What is a credobaptist?
Credo = believe. A credobaptist is one who baptises only upon the profession of faith of the one being baptised.
This is more than a conviction about the mode and subjects of baptism. It is a conviction about what the church is, and how it is to be ordered. These set of convictions, when taken as a matrix, are sometimes called Baptist distinctives.
1) Regenerate or pure church. (1 Cor 6:11) Credobaptists believe that the visible church must be as close an approximation of the invisible church. We reject the idea that there can be a church within a church. We reject the idea that children of believers, or future believers, are part of the church. We see no distinction between the covenant community and the church.
How is this worked out?
2) Through its ordinances and membership practices. If the church is made up of believers only, whom should we baptise? (Acts 2:41) What does baptism signify? How does one join the church – through regeneration or some other means?
Who should participate in the Lord’s Supper? The answer must be: those who have been baptised. Baptism does not save, but it is the most public and visible symbol of salvation.
If someone has been baptised, and can particpate in the Lord’s Supper, what should his or her relationship with the local church be? Especially if he/she was baptised elsewhere, how should the church recognise that? Membership. If someone has been numbered amongst us, but begins to and then persist in living like the unsaved, how do we protect the idea of a regenerate church? Church discipline.
3) Through its source documents. If the church is made up of regenerate people only, is it a continuation of the nation Israel? There was an Israel within Israel, though all were circumcised. But is there to be a church within the church? No. The church is a ‘new humanity’ (Eph 2:15), under a new covenant, and in the new covenant “all know the Lord” (Jer 31:31-34). (2 Cor 3:6) As such, where should the new covenant people look for the ordering and regulation of their life? Answer: The New Testament.

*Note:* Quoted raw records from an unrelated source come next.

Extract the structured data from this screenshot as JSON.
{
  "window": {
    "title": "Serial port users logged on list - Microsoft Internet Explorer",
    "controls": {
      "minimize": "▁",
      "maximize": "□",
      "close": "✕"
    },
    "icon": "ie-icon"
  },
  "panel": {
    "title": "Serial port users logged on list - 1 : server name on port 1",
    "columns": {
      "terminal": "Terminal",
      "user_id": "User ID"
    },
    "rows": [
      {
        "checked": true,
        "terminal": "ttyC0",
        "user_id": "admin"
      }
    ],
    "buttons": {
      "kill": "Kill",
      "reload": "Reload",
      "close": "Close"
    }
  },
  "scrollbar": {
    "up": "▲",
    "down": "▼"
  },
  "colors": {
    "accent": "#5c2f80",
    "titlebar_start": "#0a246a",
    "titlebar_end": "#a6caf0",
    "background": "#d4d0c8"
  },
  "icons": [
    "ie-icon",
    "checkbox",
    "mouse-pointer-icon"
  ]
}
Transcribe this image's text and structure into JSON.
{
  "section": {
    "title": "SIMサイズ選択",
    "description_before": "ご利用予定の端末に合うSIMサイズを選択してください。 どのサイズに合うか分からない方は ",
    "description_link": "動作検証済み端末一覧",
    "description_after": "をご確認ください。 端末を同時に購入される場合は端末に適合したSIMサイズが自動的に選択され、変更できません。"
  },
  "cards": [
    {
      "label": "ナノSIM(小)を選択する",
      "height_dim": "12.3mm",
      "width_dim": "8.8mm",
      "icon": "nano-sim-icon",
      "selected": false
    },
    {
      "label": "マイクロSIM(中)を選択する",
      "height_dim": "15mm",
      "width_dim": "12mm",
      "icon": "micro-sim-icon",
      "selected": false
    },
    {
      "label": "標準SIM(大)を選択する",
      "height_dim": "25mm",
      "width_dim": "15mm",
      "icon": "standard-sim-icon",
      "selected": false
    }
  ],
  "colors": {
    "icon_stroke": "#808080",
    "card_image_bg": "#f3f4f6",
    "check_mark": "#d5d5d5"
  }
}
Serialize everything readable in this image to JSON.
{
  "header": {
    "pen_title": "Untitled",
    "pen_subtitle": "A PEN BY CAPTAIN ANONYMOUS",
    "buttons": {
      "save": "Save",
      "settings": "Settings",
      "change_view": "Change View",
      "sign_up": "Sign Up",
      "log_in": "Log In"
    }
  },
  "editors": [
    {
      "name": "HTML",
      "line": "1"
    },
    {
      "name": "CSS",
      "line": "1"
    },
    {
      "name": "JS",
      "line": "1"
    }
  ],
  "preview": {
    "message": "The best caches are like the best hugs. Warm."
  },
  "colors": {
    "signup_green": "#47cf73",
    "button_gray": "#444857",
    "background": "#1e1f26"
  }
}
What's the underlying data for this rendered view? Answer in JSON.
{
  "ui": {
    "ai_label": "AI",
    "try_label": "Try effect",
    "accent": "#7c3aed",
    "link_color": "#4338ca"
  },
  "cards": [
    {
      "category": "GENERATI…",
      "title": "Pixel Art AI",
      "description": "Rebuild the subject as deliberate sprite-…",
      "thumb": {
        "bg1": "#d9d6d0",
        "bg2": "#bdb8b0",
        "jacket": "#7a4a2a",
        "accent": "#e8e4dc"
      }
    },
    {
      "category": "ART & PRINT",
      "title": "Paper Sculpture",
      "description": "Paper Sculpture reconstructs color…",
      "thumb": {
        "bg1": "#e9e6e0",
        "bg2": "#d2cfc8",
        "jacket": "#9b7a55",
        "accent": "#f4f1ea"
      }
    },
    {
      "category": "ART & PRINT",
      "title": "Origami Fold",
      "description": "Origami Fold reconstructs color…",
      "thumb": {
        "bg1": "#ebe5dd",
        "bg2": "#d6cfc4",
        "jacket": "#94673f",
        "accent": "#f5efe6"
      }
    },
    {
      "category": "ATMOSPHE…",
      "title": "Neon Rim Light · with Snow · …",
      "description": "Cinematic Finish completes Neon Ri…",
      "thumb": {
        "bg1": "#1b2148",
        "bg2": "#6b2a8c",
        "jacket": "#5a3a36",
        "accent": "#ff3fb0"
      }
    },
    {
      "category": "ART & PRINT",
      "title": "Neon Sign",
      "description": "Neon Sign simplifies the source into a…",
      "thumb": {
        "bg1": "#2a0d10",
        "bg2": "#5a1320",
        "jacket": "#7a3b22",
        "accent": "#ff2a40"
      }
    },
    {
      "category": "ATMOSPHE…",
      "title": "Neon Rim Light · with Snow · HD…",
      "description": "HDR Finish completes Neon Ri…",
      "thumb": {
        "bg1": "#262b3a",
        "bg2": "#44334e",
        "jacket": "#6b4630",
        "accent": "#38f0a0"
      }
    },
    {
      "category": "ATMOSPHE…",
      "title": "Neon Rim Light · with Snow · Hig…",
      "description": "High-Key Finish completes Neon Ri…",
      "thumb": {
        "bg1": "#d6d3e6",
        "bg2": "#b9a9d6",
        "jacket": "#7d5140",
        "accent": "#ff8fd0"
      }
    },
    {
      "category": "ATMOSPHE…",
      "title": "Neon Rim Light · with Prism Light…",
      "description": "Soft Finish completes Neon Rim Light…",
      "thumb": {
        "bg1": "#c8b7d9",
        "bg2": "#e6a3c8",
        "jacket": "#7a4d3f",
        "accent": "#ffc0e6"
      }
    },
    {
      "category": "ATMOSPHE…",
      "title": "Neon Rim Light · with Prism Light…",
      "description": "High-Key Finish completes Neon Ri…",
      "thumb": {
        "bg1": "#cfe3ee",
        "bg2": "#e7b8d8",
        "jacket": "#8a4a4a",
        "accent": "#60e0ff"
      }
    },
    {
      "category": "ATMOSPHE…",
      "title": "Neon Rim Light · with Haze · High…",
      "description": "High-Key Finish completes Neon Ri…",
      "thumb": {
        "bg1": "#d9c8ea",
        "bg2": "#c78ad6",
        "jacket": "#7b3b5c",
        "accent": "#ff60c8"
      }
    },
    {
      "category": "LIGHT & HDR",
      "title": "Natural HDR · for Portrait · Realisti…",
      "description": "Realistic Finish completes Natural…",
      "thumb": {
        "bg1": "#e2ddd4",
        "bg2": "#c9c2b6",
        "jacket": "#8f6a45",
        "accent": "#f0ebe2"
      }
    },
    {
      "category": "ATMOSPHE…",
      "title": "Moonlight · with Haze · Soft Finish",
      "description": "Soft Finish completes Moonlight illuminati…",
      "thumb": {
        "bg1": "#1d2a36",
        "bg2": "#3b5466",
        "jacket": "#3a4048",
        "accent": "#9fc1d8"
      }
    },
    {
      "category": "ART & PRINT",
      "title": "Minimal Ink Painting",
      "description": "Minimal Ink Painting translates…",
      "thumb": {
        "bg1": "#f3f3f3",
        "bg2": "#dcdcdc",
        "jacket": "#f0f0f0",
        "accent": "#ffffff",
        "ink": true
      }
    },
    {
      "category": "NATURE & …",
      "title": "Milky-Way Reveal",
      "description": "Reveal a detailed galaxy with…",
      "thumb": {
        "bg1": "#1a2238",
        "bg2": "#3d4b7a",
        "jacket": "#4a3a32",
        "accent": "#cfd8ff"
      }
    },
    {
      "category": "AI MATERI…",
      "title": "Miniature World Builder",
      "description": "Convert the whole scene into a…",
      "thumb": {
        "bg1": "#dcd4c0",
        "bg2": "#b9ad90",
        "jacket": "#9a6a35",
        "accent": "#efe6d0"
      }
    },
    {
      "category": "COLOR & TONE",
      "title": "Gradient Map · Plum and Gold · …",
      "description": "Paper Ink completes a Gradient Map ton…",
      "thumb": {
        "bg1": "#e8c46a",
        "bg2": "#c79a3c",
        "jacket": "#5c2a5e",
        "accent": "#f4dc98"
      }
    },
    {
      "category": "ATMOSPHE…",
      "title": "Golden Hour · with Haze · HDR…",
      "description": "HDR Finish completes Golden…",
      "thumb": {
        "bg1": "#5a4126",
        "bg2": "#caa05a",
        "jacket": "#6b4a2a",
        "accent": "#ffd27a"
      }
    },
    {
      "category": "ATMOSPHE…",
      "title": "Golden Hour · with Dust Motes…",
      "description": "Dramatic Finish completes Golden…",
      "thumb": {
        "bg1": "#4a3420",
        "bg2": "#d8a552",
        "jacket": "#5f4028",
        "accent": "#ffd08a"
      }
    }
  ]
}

4) Through its respect for individual responsibility. If a person is a believer, then we understand them to be indwelt by the Spirit, and therefore possessing important gifts that are to be cultivated. We call these soul competence & priesthood of the believer. Soul competence has to do with the believer’s ability to read and understand the Scriptures for himself. (Not on his own, but he has competence, alongside his teachers, to understand the Word.) (Acts 17:11, Col 3:16, 2 Tim 3:14-17) Credobaptists are Bible-reading people. Priesthood of the believer has to do with the believer’s right to approach God directly through Christ (1 Pet 2:9, Heb 4:6, 10:19-23) No priest or other human mediator is needed. A truly regenerate church is a praying church.
5) Through its leadership and polity. If every member is (ideally) a believer with the mind of Christ, then those believers are to be involved in some of the key spiritual decisions of the church. In Scripture, we see these decisions are: inclusion or exclusion of members (1 Cor 5), and calling and selection of its leaders (Acts 6). Therefore, congregational polity calls on members to be involved in these decisions. At the same time, the agenda for the decisions, and the wisdom for the decisions needs to be led by God-called and church-ordained leaders (Heb 13:17). Two offices are given in Scripture: elder/overseer/pastor and deacon (1 Tim 3).
6) Through its autonomy – if a church is made up of true believers, then its immediate Head is Jesus Christ (Col 1:18). Though it may belong to an association, network or denomination, no religious body should be able to dictate to a local church how it is to run its internal affairs. Overt or covert pressure to alter doctrine or practice, to select leaders, to provide unsolicited mediation in disputes, is unwarranted by Scripture.
This goes further into the relationship of the church to the State. The church ought to be apolitical (as a church), but not amoral. The church ought to speak out on matters that affect national and civil life, but it ought not to promote political parties, campaign, or seek office in its capacity as church. Likewise, Baptists have called for the State to remain neutral on matters of faith, and to pass only those laws which would promote civil peace and law and order. Interference by the government in the internal affairs of the church violates the barrier between the two (Romans 13:1-4, I Tim 2:2, Mt 22:21).